I opted for using Tettanager instead of Hallertau or Saaz, and only added dashes of melanoiden and carafa II (for a slight color change). I wanted it to be as close to 100% Vienna as I could, but found in a previous batch that a little color and melanoiden was pleasant. I chose to do a faster lager fermentation. I pitched at 50F, held for a couple days, then ramped it up a couple degrees per day until I hit the mid 60s. After five days at 66F, I lowered it to 33F, kegged, fined, and served. What a gorgeous beer this turned out to be. Not as dark as some commercial examples that use darker malts (Backbone! Ahem!), but really a pleasant beer.

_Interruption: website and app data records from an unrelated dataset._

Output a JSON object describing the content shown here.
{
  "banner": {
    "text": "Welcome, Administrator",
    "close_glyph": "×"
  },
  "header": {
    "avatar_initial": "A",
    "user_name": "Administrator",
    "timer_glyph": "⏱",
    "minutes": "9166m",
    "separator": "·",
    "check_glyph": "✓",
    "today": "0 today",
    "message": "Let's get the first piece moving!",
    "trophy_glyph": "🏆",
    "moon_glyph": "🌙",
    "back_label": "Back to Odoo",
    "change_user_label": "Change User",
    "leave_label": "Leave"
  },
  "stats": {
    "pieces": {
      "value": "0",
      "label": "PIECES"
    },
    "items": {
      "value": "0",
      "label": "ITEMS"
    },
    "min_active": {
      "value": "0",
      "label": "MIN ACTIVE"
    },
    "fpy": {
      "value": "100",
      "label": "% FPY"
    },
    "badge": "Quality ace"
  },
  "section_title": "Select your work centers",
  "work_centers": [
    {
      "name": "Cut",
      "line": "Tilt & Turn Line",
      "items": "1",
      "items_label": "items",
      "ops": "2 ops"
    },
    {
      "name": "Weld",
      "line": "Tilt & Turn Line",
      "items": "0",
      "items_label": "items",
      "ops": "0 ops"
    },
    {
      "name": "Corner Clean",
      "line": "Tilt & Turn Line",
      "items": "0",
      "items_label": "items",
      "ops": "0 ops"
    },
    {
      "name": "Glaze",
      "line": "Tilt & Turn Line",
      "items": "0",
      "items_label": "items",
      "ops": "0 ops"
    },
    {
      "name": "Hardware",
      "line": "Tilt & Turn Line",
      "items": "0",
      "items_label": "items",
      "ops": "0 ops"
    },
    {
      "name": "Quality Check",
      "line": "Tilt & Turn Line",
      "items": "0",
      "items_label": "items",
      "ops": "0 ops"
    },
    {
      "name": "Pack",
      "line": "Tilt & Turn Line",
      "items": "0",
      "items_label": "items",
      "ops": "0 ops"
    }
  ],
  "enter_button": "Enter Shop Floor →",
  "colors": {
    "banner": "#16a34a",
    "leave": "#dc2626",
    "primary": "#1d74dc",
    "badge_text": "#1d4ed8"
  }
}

Other than brewing Viennas, I’ve been working on my NEIPAs and blending/fruiting lambic beers from 2013/2014. If you follow my homebrewery regularly, you’ll find there has been more action on the ‘social media’ websites than the blog. Part of that is the simplicity of posting a photo with a tagline, part of it is the lack of time I have for articles now with an additional child in the house. I’m working on getting a few more articles ready, including more NEIPA thoughts, a few foodie recipes, more bread, eventually some “Milk the Funk” wiki writing, and tentatively a few short webisodes showing “how-to’s” and other fun stuff. In addition to all that, I’m brewing beers for discussion here for our local brew club meetings, getting ready for winter, and parenting to the maximum. If you want to follow along more with what happens, I’m pretty sure the social media buttons work. Contact me here or there! Cheers!
|Batch Size||Boil Time||IBU||SRM||Est. OG||Est. FG||ABV|

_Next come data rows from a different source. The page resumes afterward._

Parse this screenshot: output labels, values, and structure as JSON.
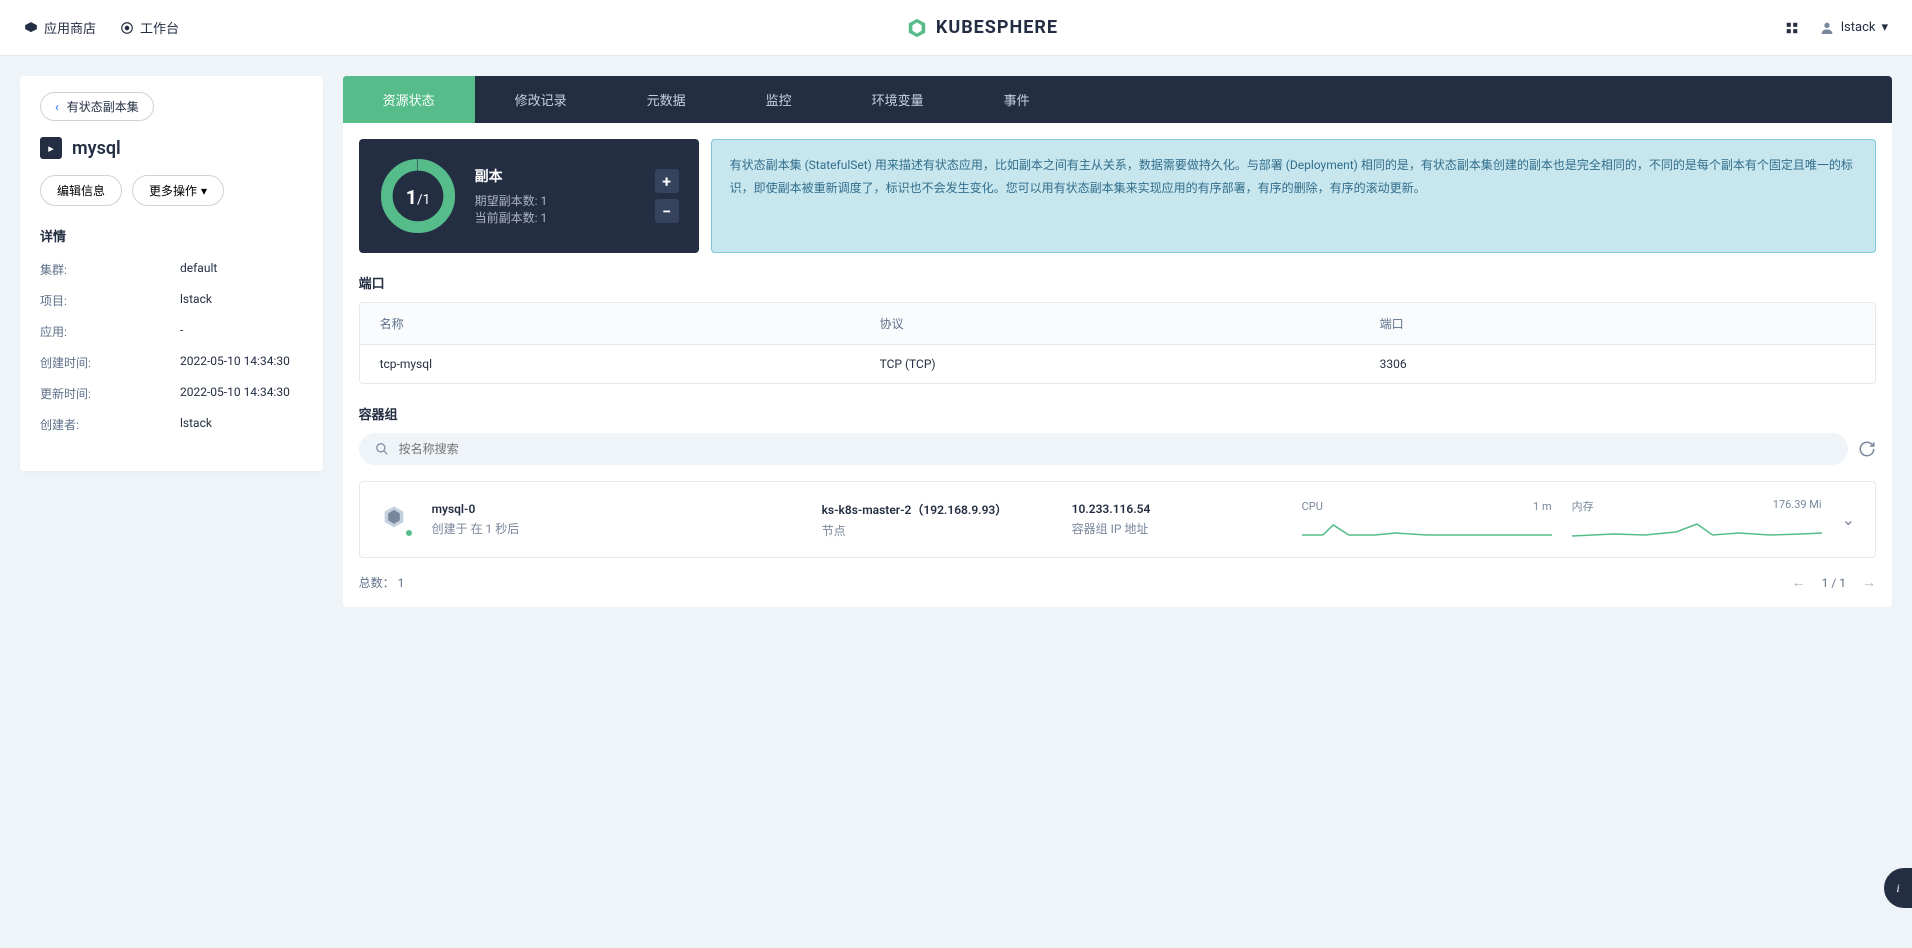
{
  "topbar": {
    "app_store": "应用商店",
    "workspace": "工作台",
    "brand": "KUBESPHERE",
    "username": "lstack"
  },
  "sidebar": {
    "back_label": "有状态副本集",
    "title": "mysql",
    "edit_btn": "编辑信息",
    "more_btn": "更多操作",
    "details_header": "详情",
    "rows": [
      {
        "label": "集群:",
        "value": "default"
      },
      {
        "label": "项目:",
        "value": "lstack"
      },
      {
        "label": "应用:",
        "value": "-"
      },
      {
        "label": "创建时间:",
        "value": "2022-05-10 14:34:30"
      },
      {
        "label": "更新时间:",
        "value": "2022-05-10 14:34:30"
      },
      {
        "label": "创建者:",
        "value": "lstack"
      }
    ]
  },
  "tabs": [
    "资源状态",
    "修改记录",
    "元数据",
    "监控",
    "环境变量",
    "事件"
  ],
  "replica": {
    "title": "副本",
    "ratio_cur": "1",
    "ratio_total": "/1",
    "desired": "期望副本数: 1",
    "current": "当前副本数: 1"
  },
  "info_text": "有状态副本集 (StatefulSet) 用来描述有状态应用，比如副本之间有主从关系，数据需要做持久化。与部署 (Deployment) 相同的是，有状态副本集创建的副本也是完全相同的，不同的是每个副本有个固定且唯一的标识，即使副本被重新调度了，标识也不会发生变化。您可以用有状态副本集来实现应用的有序部署，有序的删除，有序的滚动更新。",
  "ports": {
    "section": "端口",
    "headers": {
      "name": "名称",
      "protocol": "协议",
      "port": "端口"
    },
    "rows": [
      {
        "name": "tcp-mysql",
        "protocol": "TCP (TCP)",
        "port": "3306"
      }
    ]
  },
  "pods": {
    "section": "容器组",
    "search_placeholder": "按名称搜索",
    "item": {
      "name": "mysql-0",
      "created": "创建于 在 1 秒后",
      "node": "ks-k8s-master-2（192.168.9.93）",
      "node_label": "节点",
      "ip": "10.233.116.54",
      "ip_label": "容器组 IP 地址",
      "cpu_label": "CPU",
      "cpu_value": "1 m",
      "mem_label": "内存",
      "mem_value": "176.39 Mi"
    },
    "total_label": "总数：",
    "total_value": "1",
    "page": "1 / 1"
  }
}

|5.5 gal||60 min||23.8 IBUs||8.9 SRM||1.050||1.011||5.1 %|
|Name||Cat.||OG Range||FG Range||IBU||SRM||Carb||ABV|
|Vienna Lager||7 A||1.048 - 1.055||1.01 - 1.014||18 - 30||9 - 15||2.5 - 3||4.7 - 5.5 %|
|Vienna Malt||10 lbs||98.04|
|Carafa II||1.6 oz||0.98|
|Melanoiden Malt||1.6 oz||0.98|
|Tettnang||1 oz||60 min||Boil||Pellet||5.5|
|Tettnang||0.5 oz||15 min||Boil||Pellet||5.5|
|Mexican Lager (WLP940)||White Labs||74%||50°F - 55°F|
|Mash In||150°F||75 min|
|Download this recipe's BeerXML file|
Aroma is light and malty, less so than the Paulaner Oktoberfest I drank earlier. Light hop spiciness. Clean, no off flavors.
Appearance is crystal clear. Not as dark as many commercial examples, but still lovely looking.
When it comes to flavor, this beer is on the lighter scale of commercial Viennas I’ve tried… it’s an edge above the widespread pale lagers, with medium maltiness. A light toastiness follows the malt character, then a balanced hop flavor and clean lager finish. No caramel, no roast. Finishes dry. More body than a Pilsner. Exceptionally easy to drink.